◆ **WHAT YOU WILL DO**: The answer must reproduce the listing exactly, with every picture left out.

◆ **SUPPLIED RECORDS**:
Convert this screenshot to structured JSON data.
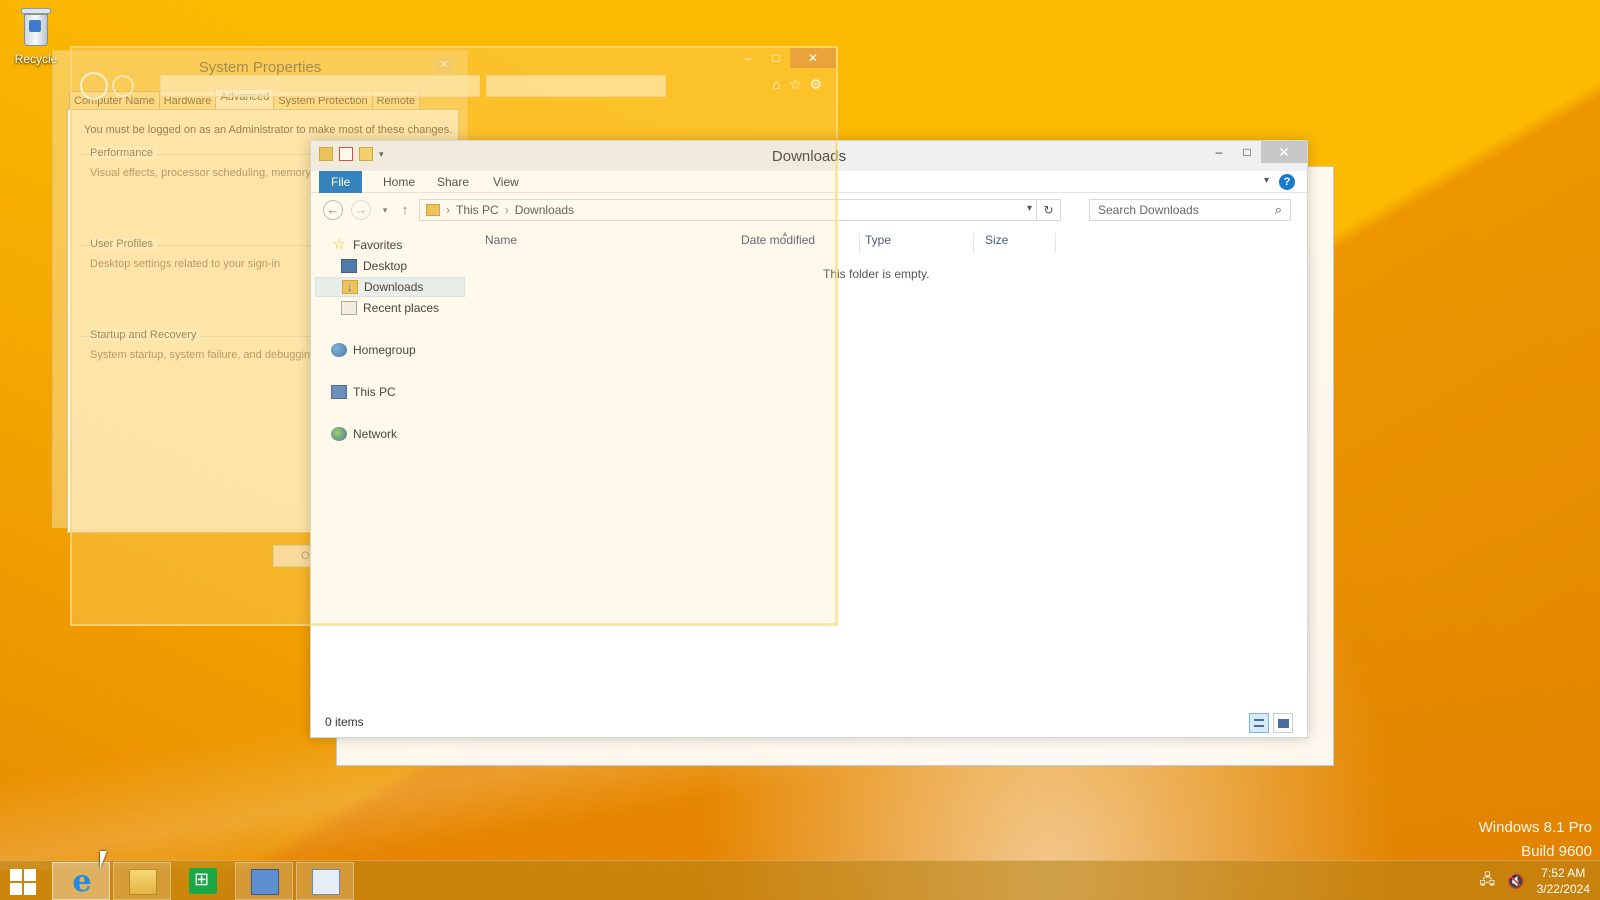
{
  "desktop": {
    "recycle_bin_label": "Recycle",
    "watermark_line1": "Windows 8.1 Pro",
    "watermark_line2": "Build 9600"
  },
  "system_properties": {
    "title": "System Properties",
    "tabs": [
      "Computer Name",
      "Hardware",
      "Advanced",
      "System Protection",
      "Remote"
    ],
    "active_tab": "Advanced",
    "admin_note": "You must be logged on as an Administrator to make most of these changes.",
    "groups": [
      {
        "label": "Performance",
        "desc": "Visual effects, processor scheduling, memory u"
      },
      {
        "label": "User Profiles",
        "desc": "Desktop settings related to your sign-in"
      },
      {
        "label": "Startup and Recovery",
        "desc": "System startup, system failure, and debugging i"
      }
    ],
    "ok_label": "OK"
  },
  "explorer": {
    "title": "Downloads",
    "ribbon_tabs": [
      "File",
      "Home",
      "Share",
      "View"
    ],
    "breadcrumb": [
      "This PC",
      "Downloads"
    ],
    "search_placeholder": "Search Downloads",
    "nav": {
      "favorites": "Favorites",
      "desktop": "Desktop",
      "downloads": "Downloads",
      "recent": "Recent places",
      "homegroup": "Homegroup",
      "this_pc": "This PC",
      "network": "Network"
    },
    "columns": [
      "Name",
      "Date modified",
      "Type",
      "Size"
    ],
    "empty_message": "This folder is empty.",
    "status": "0 items"
  },
  "taskbar": {
    "time": "7:52 AM",
    "date": "3/22/2024",
    "apps": [
      "internet-explorer",
      "file-explorer",
      "store",
      "control-panel",
      "performance-options"
    ]
  },
  "colors": {
    "accent": "#1979ca",
    "desktop": "#f6b400"
  }
}
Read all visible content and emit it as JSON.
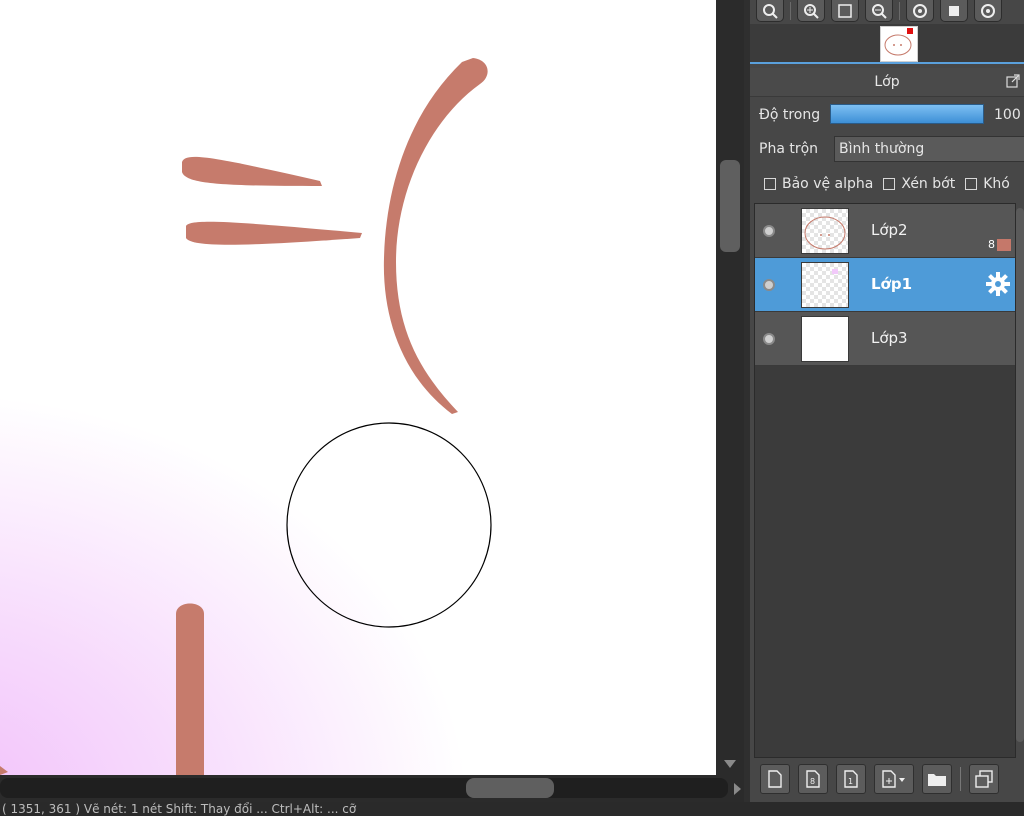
{
  "canvas": {
    "stroke_color": "#c67b6c",
    "cursor_shape": "circle-brush-cursor"
  },
  "toolbar": {
    "icons": [
      "zoom-reset-icon",
      "zoom-in-icon",
      "fit-screen-icon",
      "zoom-out-icon",
      "rotate-left-icon",
      "flip-icon",
      "rotate-right-icon"
    ]
  },
  "layer_panel": {
    "title": "Lớp",
    "opacity_label": "Độ trong",
    "opacity_value": "100",
    "opacity_fraction": 1.0,
    "blend_label": "Pha trộn",
    "blend_value": "Bình thường",
    "checkboxes": {
      "protect_alpha": "Bảo vệ alpha",
      "clipping": "Xén bớt",
      "lock": "Khó"
    },
    "layers": [
      {
        "name": "Lớp2",
        "selected": false,
        "badge": "8"
      },
      {
        "name": "Lớp1",
        "selected": true
      },
      {
        "name": "Lớp3",
        "selected": false
      }
    ]
  },
  "status": {
    "text": "( 1351, 361 )  Vẽ nét: 1 nét  Shift: Thay đổi ... Ctrl+Alt: ... cỡ"
  },
  "colors": {
    "accent": "#4e9bd8",
    "panel": "#474747",
    "stroke": "#c67b6c"
  }
}
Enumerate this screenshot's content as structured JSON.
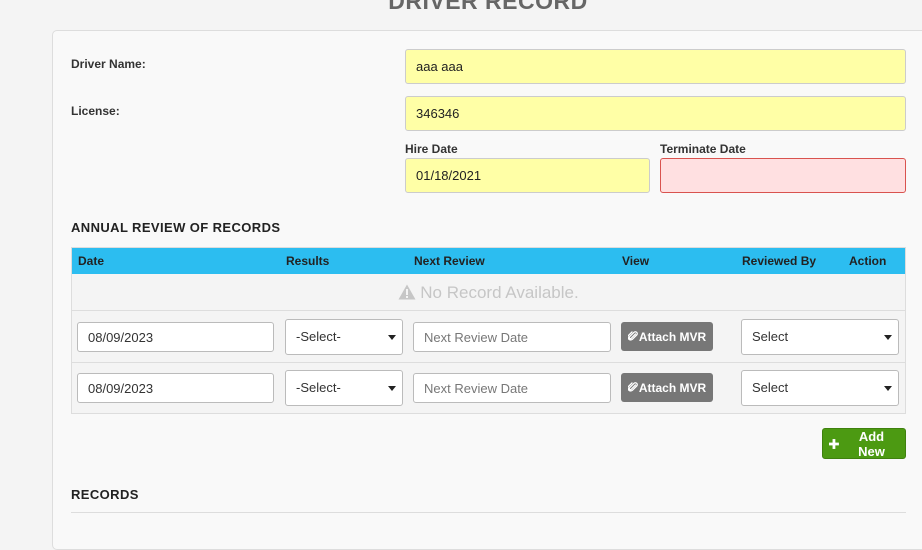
{
  "page_title": "DRIVER RECORD",
  "form": {
    "driver_name_label": "Driver Name:",
    "driver_name_value": "aaa aaa",
    "license_label": "License:",
    "license_value": "346346",
    "hire_date_label": "Hire Date",
    "hire_date_value": "01/18/2021",
    "terminate_date_label": "Terminate Date",
    "terminate_date_value": ""
  },
  "annual_review": {
    "title": "ANNUAL REVIEW OF RECORDS",
    "columns": [
      "Date",
      "Results",
      "Next Review",
      "View",
      "Reviewed By",
      "Action"
    ],
    "no_record_text": "No Record Available.",
    "rows": [
      {
        "date": "08/09/2023",
        "results": "-Select-",
        "next_review_placeholder": "Next Review Date",
        "attach_label": "Attach MVR",
        "reviewed_by": "Select"
      },
      {
        "date": "08/09/2023",
        "results": "-Select-",
        "next_review_placeholder": "Next Review Date",
        "attach_label": "Attach MVR",
        "reviewed_by": "Select"
      }
    ],
    "add_new_label": "Add New"
  },
  "records_section": {
    "title": "RECORDS"
  },
  "colors": {
    "table_header": "#2cbdf0",
    "required_field": "#ffffa6",
    "invalid_field": "#ffe0e1",
    "add_button": "#4c9a12",
    "attach_button": "#777777"
  },
  "icons": {
    "no_record": "warning-triangle-icon",
    "attach": "paperclip-icon",
    "add": "plus-icon",
    "select": "caret-down-icon"
  }
}
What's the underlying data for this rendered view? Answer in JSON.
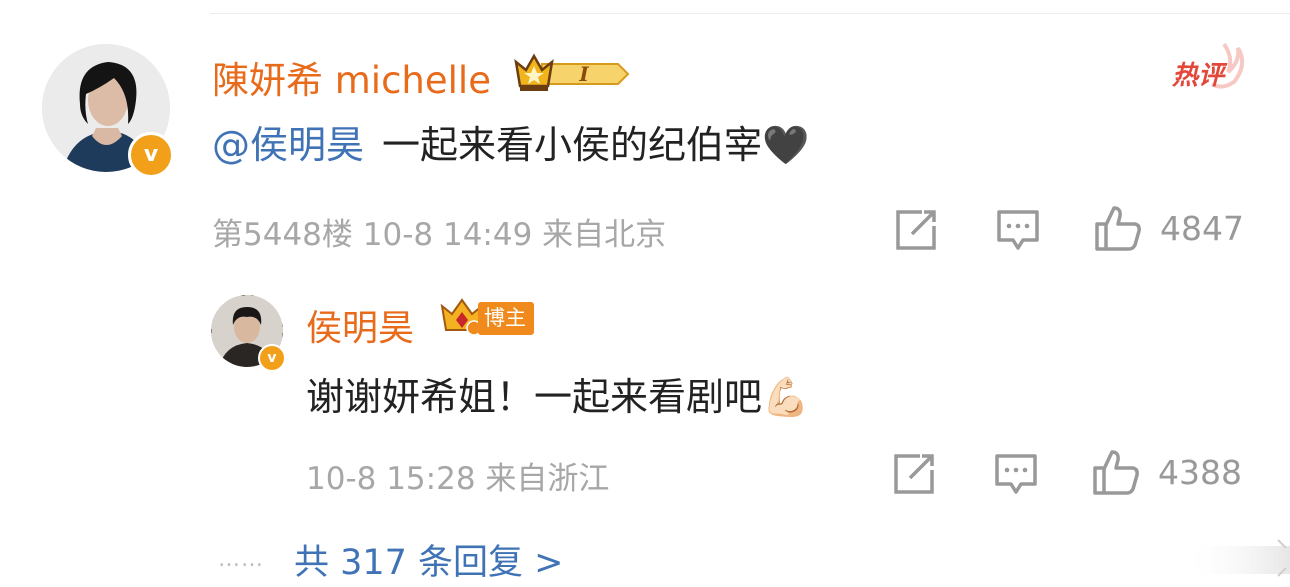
{
  "comment": {
    "username": "陳妍希 michelle",
    "mention": "@侯明昊",
    "text": "一起来看小侯的纪伯宰🖤",
    "hot_badge": "热评",
    "level_badge": "I",
    "floor": "第5448楼",
    "time": "10-8 14:49",
    "location": "来自北京",
    "likes": "4847"
  },
  "reply": {
    "username": "侯明昊",
    "role_badge": "博主",
    "text": "谢谢妍希姐！一起来看剧吧💪🏻",
    "time": "10-8 15:28",
    "location": "来自浙江",
    "likes": "4388"
  },
  "footer": {
    "ellipsis": "……",
    "more_replies": "共 317 条回复 >"
  },
  "icons": {
    "verified": "verified-v-badge",
    "share": "share-icon",
    "reply": "comment-bubble-icon",
    "like": "thumbs-up-icon",
    "crown": "crown-icon"
  },
  "colors": {
    "username": "#e86b1c",
    "mention": "#3f73b5",
    "verified": "#f29f19",
    "hot": "#e2473a",
    "meta": "#a7a7a7"
  }
}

◆ **EXPECTED ANSWER**:
Convert this screenshot to structured JSON data.
{
  "desktop": {
    "recycle_bin_label": "Recycle",
    "watermark_line1": "Windows 8.1 Pro",
    "watermark_line2": "Build 9600"
  },
  "system_properties": {
    "title": "System Properties",
    "tabs": [
      "Computer Name",
      "Hardware",
      "Advanced",
      "System Protection",
      "Remote"
    ],
    "active_tab": "Advanced",
    "admin_note": "You must be logged on as an Administrator to make most of these changes.",
    "groups": [
      {
        "label": "Performance",
        "desc": "Visual effects, processor scheduling, memory u"
      },
      {
        "label": "User Profiles",
        "desc": "Desktop settings related to your sign-in"
      },
      {
        "label": "Startup and Recovery",
        "desc": "System startup, system failure, and debugging i"
      }
    ],
    "ok_label": "OK"
  },
  "explorer": {
    "title": "Downloads",
    "ribbon_tabs": [
      "File",
      "Home",
      "Share",
      "View"
    ],
    "breadcrumb": [
      "This PC",
      "Downloads"
    ],
    "search_placeholder": "Search Downloads",
    "nav": {
      "favorites": "Favorites",
      "desktop": "Desktop",
      "downloads": "Downloads",
      "recent": "Recent places",
      "homegroup": "Homegroup",
      "this_pc": "This PC",
      "network": "Network"
    },
    "columns": [
      "Name",
      "Date modified",
      "Type",
      "Size"
    ],
    "empty_message": "This folder is empty.",
    "status": "0 items"
  },
  "taskbar": {
    "time": "7:52 AM",
    "date": "3/22/2024",
    "apps": [
      "internet-explorer",
      "file-explorer",
      "store",
      "control-panel",
      "performance-options"
    ]
  },
  "colors": {
    "accent": "#1979ca",
    "desktop": "#f6b400"
  }
}
Read all visible content and emit it as JSON.
{
  "canvas": {
    "stroke_color": "#c67b6c",
    "cursor_shape": "circle-brush-cursor"
  },
  "toolbar": {
    "icons": [
      "zoom-reset-icon",
      "zoom-in-icon",
      "fit-screen-icon",
      "zoom-out-icon",
      "rotate-left-icon",
      "flip-icon",
      "rotate-right-icon"
    ]
  },
  "layer_panel": {
    "title": "Lớp",
    "opacity_label": "Độ trong",
    "opacity_value": "100",
    "opacity_fraction": 1.0,
    "blend_label": "Pha trộn",
    "blend_value": "Bình thường",
    "checkboxes": {
      "protect_alpha": "Bảo vệ alpha",
      "clipping": "Xén bớt",
      "lock": "Khó"
    },
    "layers": [
      {
        "name": "Lớp2",
        "selected": false,
        "badge": "8"
      },
      {
        "name": "Lớp1",
        "selected": true
      },
      {
        "name": "Lớp3",
        "selected": false
      }
    ]
  },
  "status": {
    "text": "( 1351, 361 )  Vẽ nét: 1 nét  Shift: Thay đổi ... Ctrl+Alt: ... cỡ"
  },
  "colors": {
    "accent": "#4e9bd8",
    "panel": "#474747",
    "stroke": "#c67b6c"
  }
}
Enumerate this screenshot's content as structured JSON.
{
  "page_title": "DRIVER RECORD",
  "form": {
    "driver_name_label": "Driver Name:",
    "driver_name_value": "aaa aaa",
    "license_label": "License:",
    "license_value": "346346",
    "hire_date_label": "Hire Date",
    "hire_date_value": "01/18/2021",
    "terminate_date_label": "Terminate Date",
    "terminate_date_value": ""
  },
  "annual_review": {
    "title": "ANNUAL REVIEW OF RECORDS",
    "columns": [
      "Date",
      "Results",
      "Next Review",
      "View",
      "Reviewed By",
      "Action"
    ],
    "no_record_text": "No Record Available.",
    "rows": [
      {
        "date": "08/09/2023",
        "results": "-Select-",
        "next_review_placeholder": "Next Review Date",
        "attach_label": "Attach MVR",
        "reviewed_by": "Select"
      },
      {
        "date": "08/09/2023",
        "results": "-Select-",
        "next_review_placeholder": "Next Review Date",
        "attach_label": "Attach MVR",
        "reviewed_by": "Select"
      }
    ],
    "add_new_label": "Add New"
  },
  "records_section": {
    "title": "RECORDS"
  },
  "colors": {
    "table_header": "#2cbdf0",
    "required_field": "#ffffa6",
    "invalid_field": "#ffe0e1",
    "add_button": "#4c9a12",
    "attach_button": "#777777"
  },
  "icons": {
    "no_record": "warning-triangle-icon",
    "attach": "paperclip-icon",
    "add": "plus-icon",
    "select": "caret-down-icon"
  }
}
What's the underlying data for this rendered view? Answer in JSON.
{
  "comment": {
    "username": "陳妍希 michelle",
    "mention": "@侯明昊",
    "text": "一起来看小侯的纪伯宰🖤",
    "hot_badge": "热评",
    "level_badge": "I",
    "floor": "第5448楼",
    "time": "10-8 14:49",
    "location": "来自北京",
    "likes": "4847"
  },
  "reply": {
    "username": "侯明昊",
    "role_badge": "博主",
    "text": "谢谢妍希姐！一起来看剧吧💪🏻",
    "time": "10-8 15:28",
    "location": "来自浙江",
    "likes": "4388"
  },
  "footer": {
    "ellipsis": "……",
    "more_replies": "共 317 条回复 >"
  },
  "icons": {
    "verified": "verified-v-badge",
    "share": "share-icon",
    "reply": "comment-bubble-icon",
    "like": "thumbs-up-icon",
    "crown": "crown-icon"
  },
  "colors": {
    "username": "#e86b1c",
    "mention": "#3f73b5",
    "verified": "#f29f19",
    "hot": "#e2473a",
    "meta": "#a7a7a7"
  }
}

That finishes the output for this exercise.